Originally published the The Balance
If you’re a “Millennial,” born sometime in the 1980s, you’re probably as healthy as you’ll ever be, and you’re definitely young. Does this mean you can forego health insurance? Decidedly not. Even healthy people develop ailments, catch diseases and get into accidents. The upside is, as a young and healthy person you’ll find the cost of buying insurance more affordable than it is for older Americans.
If you’re a Millennial, you already handle your health care differently than other Americans. Millennials are cost-conscious, and more likely to ask about the cost of treatments and coverage before getting them. They are less likely to turn to a primary physician for non-emergency care, instead opting for retail clinics, urgent care centers or emergency rooms.
And, they’re more likely to ignore their medical problems. According to research from the Transamerica Center for Health Studies (TCHS), nearly half of Millennials have minimized healthcare costs by skipping, delaying or stopping care early.
Because this generation consumes medical care differently, its members also need to think long and hard about how they choose their health insurance.
Get a Sense for Your Typical Usage
Start by taking a look back at the prior year to get a sense of your typical medical needs: How many times did you go to the doctor, a clinic or an emergency room? How many times did you want to go, but didn’t because of cost concerns? How much did you spend on prescription drugs, and are there any you take on an ongoing basis?
Also consider what you might need in the next year. Perhaps you’re thinking about starting a family, or getting physical therapy for your hamstrings.
Once you’ve finished that self-assessment, here’s what you need to do.
Know the Terminology
“The big thing for Millennials—especially for first time shoppers easing out of their parent’s coverage—is really understanding the key concepts that take up costs,” says Jennifer Fitzgerald, CEO and co-founder of PolicyGenius, an independent online insurance marketplace. “Healthcare is complicated… the premium you pay isn’t the whole story.”
You need to understand the basic differences between high deductible plans (perhaps with HSAs) and PPOs. Factor in co-pays, the flat fees you pay for services before the insurance kicks in, and co-insurance, the percentage you pay after you meet your deductible. Out-of-pocket maximums matter, too.
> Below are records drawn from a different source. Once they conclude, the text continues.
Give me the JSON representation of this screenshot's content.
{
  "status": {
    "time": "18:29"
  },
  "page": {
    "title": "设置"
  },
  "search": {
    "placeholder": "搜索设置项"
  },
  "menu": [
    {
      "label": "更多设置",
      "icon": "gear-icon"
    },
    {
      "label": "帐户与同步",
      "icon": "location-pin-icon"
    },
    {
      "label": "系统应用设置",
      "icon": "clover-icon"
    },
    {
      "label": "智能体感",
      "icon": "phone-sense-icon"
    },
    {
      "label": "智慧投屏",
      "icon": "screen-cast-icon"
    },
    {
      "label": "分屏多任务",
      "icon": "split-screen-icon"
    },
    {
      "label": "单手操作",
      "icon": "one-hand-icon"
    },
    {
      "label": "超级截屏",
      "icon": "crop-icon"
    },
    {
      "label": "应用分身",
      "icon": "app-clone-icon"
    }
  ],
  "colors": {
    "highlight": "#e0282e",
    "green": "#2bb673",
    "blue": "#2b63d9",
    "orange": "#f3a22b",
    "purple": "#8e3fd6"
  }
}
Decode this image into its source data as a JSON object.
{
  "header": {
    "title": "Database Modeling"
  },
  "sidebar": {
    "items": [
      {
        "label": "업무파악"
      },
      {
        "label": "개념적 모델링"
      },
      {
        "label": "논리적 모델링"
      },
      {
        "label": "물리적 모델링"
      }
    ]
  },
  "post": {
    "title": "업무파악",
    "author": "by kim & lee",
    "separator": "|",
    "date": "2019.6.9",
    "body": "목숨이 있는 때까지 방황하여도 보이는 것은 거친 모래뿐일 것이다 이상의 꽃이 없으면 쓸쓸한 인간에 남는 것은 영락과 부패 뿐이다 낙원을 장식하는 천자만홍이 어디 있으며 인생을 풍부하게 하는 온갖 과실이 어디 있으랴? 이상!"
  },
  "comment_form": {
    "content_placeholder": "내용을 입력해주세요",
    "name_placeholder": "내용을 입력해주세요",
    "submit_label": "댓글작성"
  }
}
Set Your Budget and Comparison-Shop
As with any new expenditure, calculate how much you can pay each month, and then ask yourself how much you’re willing to pay. Health insurance costs have been highly volatile in recent years. You can get an idea what it will cost you to get coverage now by comparing offerings at the national healthcare exchange, Healthcare.gov, or at a private online exchange such as eHealth. (Your state may have its own healthcare exchange, but you can start with Healthcare.gov in any case.)
Given your age, and assuming you’re fit, going for a high deductible plan will help you keep your premium costs down. “If you’re in good health now and don’t have any future procedures planned, then go for a higher deductible,” says Fitzgerald. “If not, then go for the lower deductible.”
If you’re under age 26, current law allows you to stay on your parents’ policy. But that doesn’t mean it’s the best option available to you. Do your due diligence to find the best price by comparison shopping all of the options available to you, Hector De La Torre, executive director for TCHS, recommends.
When you turn 26, you have 60 days to get your own insurance coverage if you’re still on your parent’s plan. Generally, if your employer offers one, that will be the most cost-effective plan. But these days, some employers are passing off so much of the cost to employees that you might do better on your spouse’s plan or by shopping independently.
If you don’t have employer-based coverage, or you may be eligible for a subsidy, the Healthcare.gov exchange or eHealth.com can serve for comparison shopping.
Look for Convenience
Millennials favor immediacy and convenience, says Robin Gelburd, president of FAIR Health, a not-for-profit organization seeking transparency in healthcare costs. They are more likely to be self-employed or freelance workers, and less likely to have a regular primary care physician. As noted, then tend to use retail clinics, urgent care centers and emergency rooms.
If this is your preference, look for a plan that cover those costs. You also can check for plans that offer a form of tele-medicine or electronic communication for minor ailments. Industry leaders include Teladoc, Doctor on Demand and American Well.
Factor in Prescriptions
Don’t forget prescription coverage, especially if you use an expensive medication regularly. You can save a significant chunk of change if your prescriptions are covered by your plan.
Nate Purpura of eHealth notes that about two-thirds of individual market health insurance plans don’t cover prescriptions drugs until after you hit your deductible. If you’re spending more than $50 a month on prescriptions, it’s worth looking into plans with lower deductibles.
Whatever You Do, Don’t Go Without
At this writing, the federal fine for going without health insurance is expected to disappear in 2019. But that fine was by no means the only risk to going without insurance. At best, you’ll be gambling that your general health will stay good. You’re also likely to ignore minor health problems in hopes that they’ll go away. It’s all too likely they’ll get worse, and much more expensive to treat.
Read the full story at The Balance